■ What is required: Every entry that follows should be written out again exactly.

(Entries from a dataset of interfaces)
■ ■ ■ ■ ■

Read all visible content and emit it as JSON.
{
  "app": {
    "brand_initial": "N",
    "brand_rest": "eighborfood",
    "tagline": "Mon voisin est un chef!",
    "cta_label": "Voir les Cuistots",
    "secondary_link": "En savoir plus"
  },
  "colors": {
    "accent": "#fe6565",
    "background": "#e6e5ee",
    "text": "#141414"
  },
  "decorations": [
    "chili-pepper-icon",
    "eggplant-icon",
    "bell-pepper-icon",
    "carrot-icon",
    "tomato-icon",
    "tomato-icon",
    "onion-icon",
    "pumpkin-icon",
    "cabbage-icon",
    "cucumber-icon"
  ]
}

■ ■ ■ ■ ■

■ Answer:
Read all visible content and emit it as JSON.
{
  "app": {
    "brand_initial": "N",
    "brand_rest": "eighborfood",
    "tagline": "Mon voisin est un chef!",
    "cta_label": "Voir les Cuistots",
    "secondary_link": "En savoir plus"
  },
  "colors": {
    "accent": "#fe6565",
    "background": "#e6e5ee",
    "text": "#141414"
  },
  "decorations": [
    "chili-pepper-icon",
    "eggplant-icon",
    "bell-pepper-icon",
    "carrot-icon",
    "tomato-icon",
    "tomato-icon",
    "onion-icon",
    "pumpkin-icon",
    "cabbage-icon",
    "cucumber-icon"
  ]
}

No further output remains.